“We set out to get people to prepare more home-cooked meals, which tend to be lower in sugar, fat, and sodium than meals eaten away from home,” said the study’s lead investigator, Carolyn C. Cannuscio, ScD, an associate professor of Family Medicine and Community Health at Penn Medicine and director of dissemination at the Penn Center for Public Health Initiatives (CPHI). “And a lot of the produce that people do buy is thrown away because it goes bad. So, we wanted to provide access to fresh food and then encourage people to cook and eat it.”
The team partnered with a regional farm product distributor, Common Market, to deliver free food – including eggs, fruits, and vegetables – every two weeks for four months to Penn employees, all from different departments.
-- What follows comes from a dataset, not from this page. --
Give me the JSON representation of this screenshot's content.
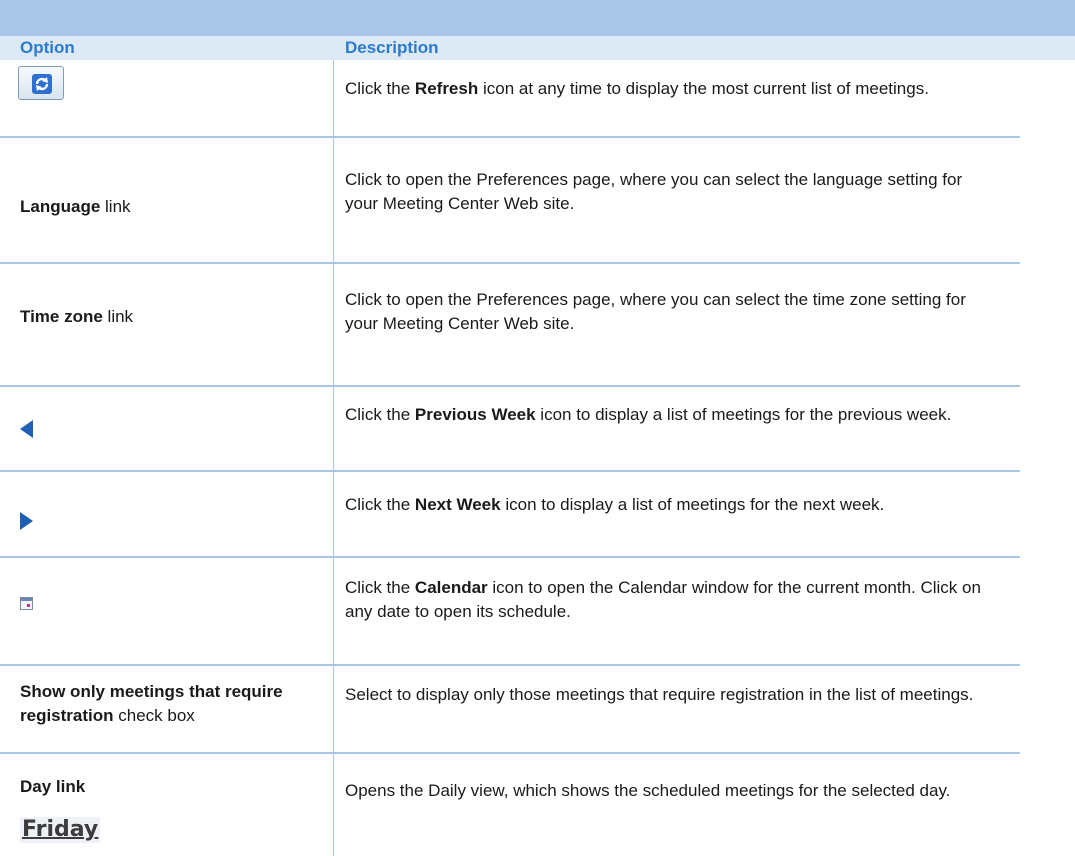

In conjunction, they offered the employees cooking education and support, like videos on healthy cooking (which are available online) and communication with the research staff from both CPHI and the Penn Medicine Center for Health Care Innovation.
The program worked: In the randomized study — which included a control group of 30 people who didn’t receive the food, and an intervention group of 30 who did — researchers found that people who received the food ate nearly 30 percent more home-cooked meals. And their fruit and vegetable intake increased, too.
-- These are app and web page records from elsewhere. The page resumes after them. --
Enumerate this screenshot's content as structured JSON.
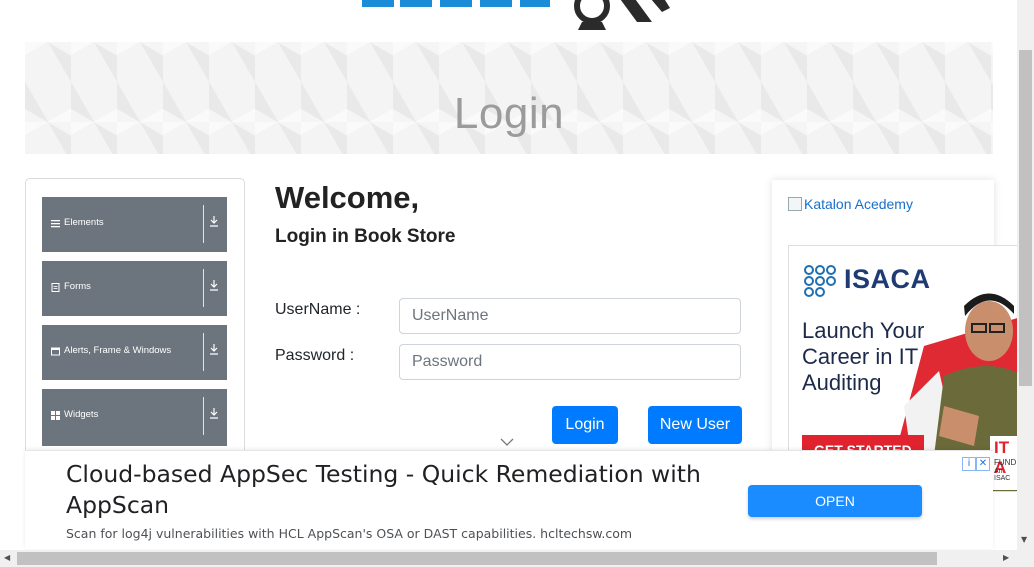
{
  "header": {
    "logo_alt": "TOOLSQA"
  },
  "banner": {
    "title": "Login"
  },
  "sidebar": {
    "groups": [
      {
        "label": "Elements",
        "icon": "list-icon"
      },
      {
        "label": "Forms",
        "icon": "form-icon"
      },
      {
        "label": "Alerts, Frame & Windows",
        "icon": "window-icon"
      },
      {
        "label": "Widgets",
        "icon": "widgets-icon"
      }
    ]
  },
  "login": {
    "heading": "Welcome,",
    "subheading": "Login in Book Store",
    "username_label": "UserName :",
    "username_placeholder": "UserName",
    "username_value": "",
    "password_label": "Password :",
    "password_placeholder": "Password",
    "password_value": "",
    "login_button": "Login",
    "new_user_button": "New User"
  },
  "side_ads": {
    "katalon_alt": "Katalon Acedemy",
    "isaca_brand": "ISACA",
    "isaca_headline": "Launch Your Career in IT Auditing",
    "isaca_cta": "GET STARTED",
    "it_title": "IT A",
    "it_line1": "FUND",
    "it_line2": "An ISAC"
  },
  "bottom_ad": {
    "headline": "Cloud-based AppSec Testing - Quick Remediation with AppScan",
    "description": "Scan for log4j vulnerabilities with HCL AppScan's OSA or DAST capabilities. hcltechsw.com",
    "cta": "OPEN"
  },
  "colors": {
    "primary": "#007bff",
    "sidebar_group": "#6c757d",
    "ad_red": "#e0232e"
  }
}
The odds of eating both fruits and vegetables twice a day were nearly four and seven times higher in the intervention group than the control group, respectively.
“People told us that getting subsidized shares allowed them to cook with new and healthy foods without the financial risk,” Cannuscio said. “And then, once they knew they or their families liked the food, they felt more confident going into the grocery store to buy a new kind of squash or new greens, for example.”
The study, published in the American Journal of Health Promotion in December, was also led by Rachel Feuerstein-Simon, a research program manager at CPHI, Roxanne Dupuis, a PhD student at Harvard University, and Ryan Schumacher, an innovation associate at CHCI.
The trial included employees from different incomes, ages, education backgrounds, and races — which suggests the program stands to positively impact a wide range of people in the workplace.
The researchers also found “compelling” evidence that showed how CSAs may potentially help combat food security challenges. Food security means having regular access to enough food. Almost 30 percent of the people who chose to participate reported having experienced low or very low food security before the study started. However, the team found that having access to CSA foods reduced the odds of being food insecure among that group by 90 percent.
“These were our most important findings, and they are not the findings we expected,” Cannuscio said. “This rather low-cost intervention went a very long way to help alleviate this food insecurity in the working adults who participated.”
Cannuscio believes employees across the health system could benefit from an employer-sponsored CSA program, and plans to study different models to better understand the impacts on the workforce and the return on investment, just like any other employee wellness initiative, such as discounted gym memberships. Some CSA models are fully subsidized, while in others, both the employer and employees contribute to the programs.
“I am fascinated by the idea that employers are motivated to keep their workforces healthy,” Cannuscio said. “That’s one of the reasons I am plan to continue to study the issue and to engage the health system in thinking about ways to encourage healthy eating for all, as well as ways to alleviate food insecurity for those who may be experiencing it.”
The NEJM study from December had other grim news: one in four Americans will have severe obesity by 2030. And at the state level, the researchers predicted that nearly 50 percent of the residents in Pennsylvania will be obese by 2030. New Jersey wasn’t far behind with 47 percent, while 53 percent of residents from Delaware were predicted to be obese in 10 years.
Having a workplace CSA is one intervention among many that could help address these rising rates by encouraging healthier dietary practices.
“I think CSAs are one promising way to get people involved and feeling positive about their health and eating fresh foods,” Cannuscio said. “We don’t want to focus on punitive or negative messages about body size or weight because we want to engage people — thinking that if we can change their habits now, down the road we would see likely benefit to their health.”